Sometimes the most powerful and motivational inspirations aren’t acts that can be visibly witnessed, but instead are emotionally felt. As people transition into adulthood and strive to find independence, they often rely on the deeds of others to help guide them into maturity. But the people who truly persevere are those who seek direction, but mainly rely on their inner strength to attain freedom and individuality. That’s certainly the case with Michelle Smith, the subject of the new documentary, ‘Best and Most Beautiful Things,’ who admirably overcomes her disabilities to become truly liberated.
The film, which marks the documentary directorial and producing debuts of Garrett Zevget, was executive produced by one of the Emmy Award-winning producers of ‘Friends,’ Kevin S. Bright. After receiving a limited theatrical released in New York and Los Angeles last month, the documentary is now available on DVD and on iTunes. Ihe movie, which had its world premiere at last year’s SXSW, is also set to debut on Netflix tomorrow.
‘Best and Most Beautiful Things’ follows Michelle, a vibrant young woman who is legally blind and has been diagnosed on the autism spectrum. After graduating in 2012 from the Perkins School for the Blind in Watertown, Massachusetts, Michelle moved back in with her mother, Julie, in her hometown of Bangor, Maine. After returning home, she finds herself unemployed and isolated.

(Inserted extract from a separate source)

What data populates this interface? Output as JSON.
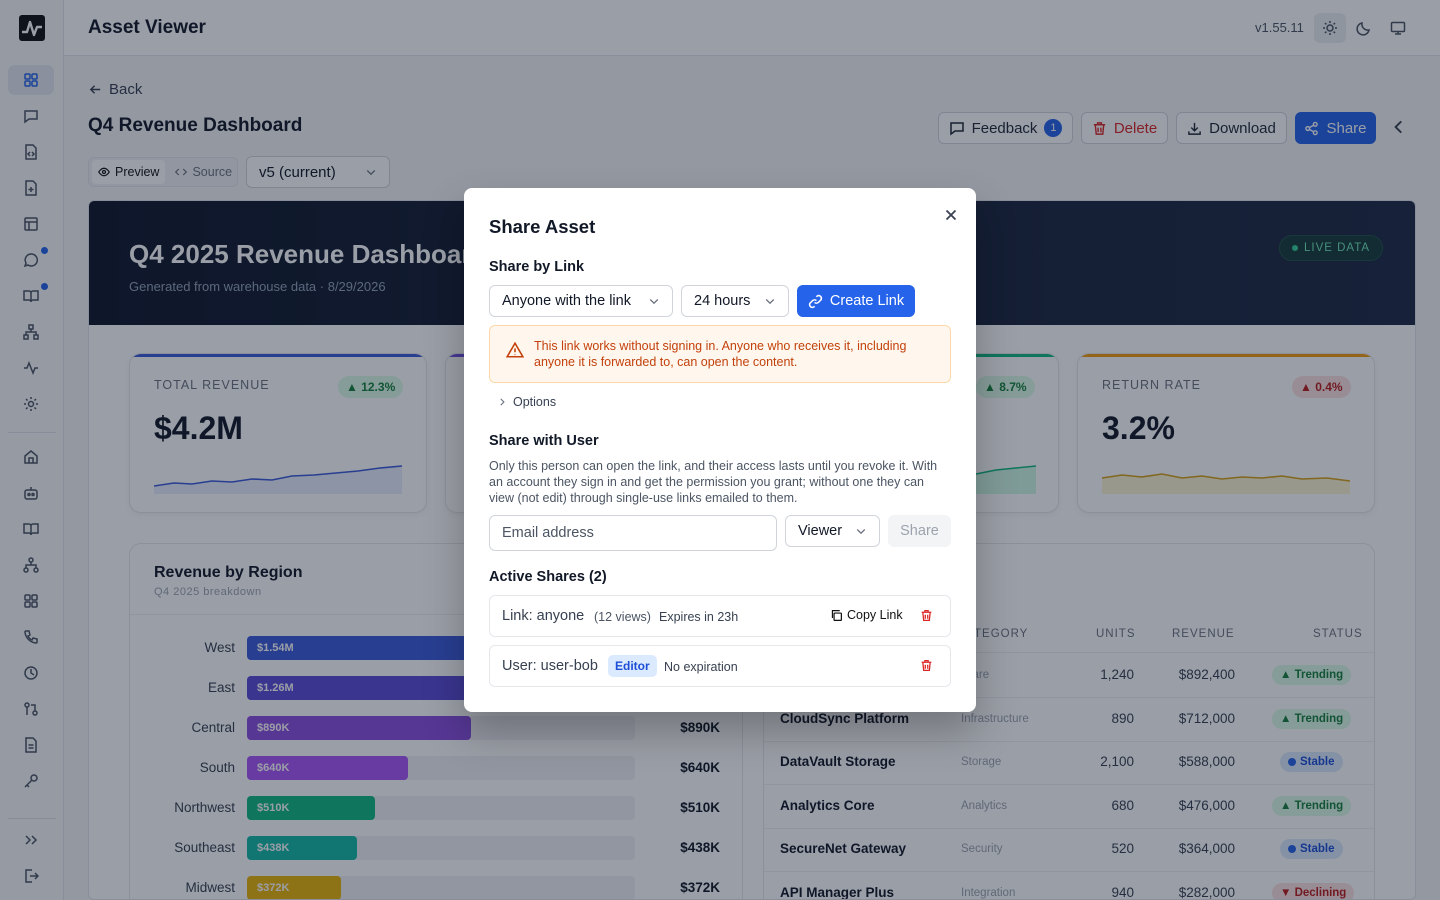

But Michelle is determined to find a community where she feels as though she belongs and is accepted. Finding that she can truly be herself and uncensored online, she undergoes a journey of self-discovery as she begins to make friends. Her searches for independence, love and connection ultimately defies labels as she chases big dreams with humor and bold curiosity.
Bright first met Michelle while he was teaching a filmmaking class at the Perkins School. Zevgetis also volunteered his time at the school, and began to get to know Michelle while working there. Independently, both the producer and director were completely struck by her authenticity and exuberance, and have been involved with Michelle and her story ever since. While shooting the documentary, the filmmakers discovered that there’s a startling lack of opportunities available for all people to fully engage in American society. So they decided to highlight the need to fix the fear and misunderstanding people have towards those who are considered different.
‘Best and Most Beautiful Things’ offers an engaging and powerful insight into what it means for people with disabilities to find their true personalities and independence, and prove to the world how vital they are to society. Despite the obstacles Michelle has faced from society since graduating from the Perkins School, Zevgetis’ enthralling storytelling and compelling cinematography prove that people who are considered to be different deserve to be heard and appreciated.
The documentary captivatingly showcases that despite the obstacles Michelle has forced to overcome throughout her life, including her parents’ divorce when she was a teenager and her struggles to find and keep a job, people like her are heroes whose stories need to be told. The film chronicles her inspirational journey of her initially finding comfort amongst others like her while in high school, to her grippingly regaining her confidence a few years after graduation when she begins to recognize her worth again.
The captivating and realistic chronicling of Michelle’s equally influential struggles and successes in ‘Best and Most Beautiful Things’ stunningly showcases how many people like her want to feel like they lead a fulfilling and worthy life. Despite her fears of not being accepted and having her emotions taken seriously, Michelle serves as an inspiration for anyone who has the strength to chase their dreams. Her relentless pursuit of achieving independence, in both her professional and personal lifes, makes her a hero and inspiration for everyone.
To find more information on the Smith family and ‘Best and Most Beautiful Things,’ visit the film’s official website, as well as its Facebook and Twitter pages. Watch the trailer, and check out the poster, for the documentary below.